Dear Dr. Renee,
My son often comes home from playing at a friend’s house and inevitably tells me stories that seem to involve the two of them fighting. I know they have some fun, too, but I don’t hear a lot about that. Should I have him play with other friends?
It’s hard when you know how your son should be treated and yet he comes home with stories where is not treated that way.
I will remind you that often children only remember, or talk about, the ‘bad things’ even if there was only one bad thing within eight to ten good things. This is human nature. It takes practice to focus on the positives and let the negative go.
If we were talking in person, I would ask you a few more questions in order for me to have a better understanding of the whole situation. I am going to throw these questions to you to think about. You can use them to help determine whether or not your son should continue to play with that friend.
Play detective …
Start by asking your son what he thinks happened. You get to play detective and get the facts. Even though we know these facts might not be 100% accurate, they are his facts and how he perceived the event.
In a situation where he did not do anything wrong, you could ask questions to help him develop empathy. Maybe his friend is tired which causes her to be a bit grumpy and not share as well. Did his friend just become a big sister? She might be feeling like she is not getting enough attention at home and is just taking it out on him. Or, maybe she forgot to put away her special toy. Even though he didn’t do anything wrong by reaching for it, she did not want anyone else playing with it.
You could also ask your son what he thinks he could do next time if that situation comes up again. Give him time to come up with ideas before you jump in with solutions. Sometimes kids come up with creative, off-the-wall ideas we would never think of. If he is struggling to come up with solutions, you could use the line “Some kids [when they are in this situation] have tried X or Y” and offer suggestions.
Help him think through each possible option and the potential outcomes. Punching her in the face so she stops yelling is an option. The outcome might not be pleasant (she could punch back or tell on him so he gets in trouble, etc.). Asking if she is OK, if she is feeling angry, or if she needs a hug are also options. Maybe if he notices her yelling, he could ask her if she’s feeling hot and wants a drink of water.
The ultimate goal is to teach your child to problem-solve while being kind.
The ultimate goal when friends are fighting is to teach your child to problem-solve while being kind. He needs to learn to figure out if he should stand up for himself, figure out how to compromise, or leave the situation.
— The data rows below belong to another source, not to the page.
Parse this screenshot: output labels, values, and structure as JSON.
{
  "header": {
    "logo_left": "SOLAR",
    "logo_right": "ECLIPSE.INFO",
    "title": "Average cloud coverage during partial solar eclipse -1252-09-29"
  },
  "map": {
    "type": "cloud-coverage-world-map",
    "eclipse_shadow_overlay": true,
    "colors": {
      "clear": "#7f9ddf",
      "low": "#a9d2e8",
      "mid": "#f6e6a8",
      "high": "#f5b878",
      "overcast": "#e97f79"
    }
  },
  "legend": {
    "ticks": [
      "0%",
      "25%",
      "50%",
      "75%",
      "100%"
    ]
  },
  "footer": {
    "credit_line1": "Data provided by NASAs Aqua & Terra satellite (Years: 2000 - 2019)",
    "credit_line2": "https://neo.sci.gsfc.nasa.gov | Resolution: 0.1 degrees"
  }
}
This will not happen overnight. At this stage, you are planting the seeds of compassion and problem solving.
- what happened, from your son’s point of view
- how often they fight, as opposed to playing nicely, and
- if there are things your son can do to help the situation
will help you determine whether he should continue to play with that friend or think about finding some new friends to play with.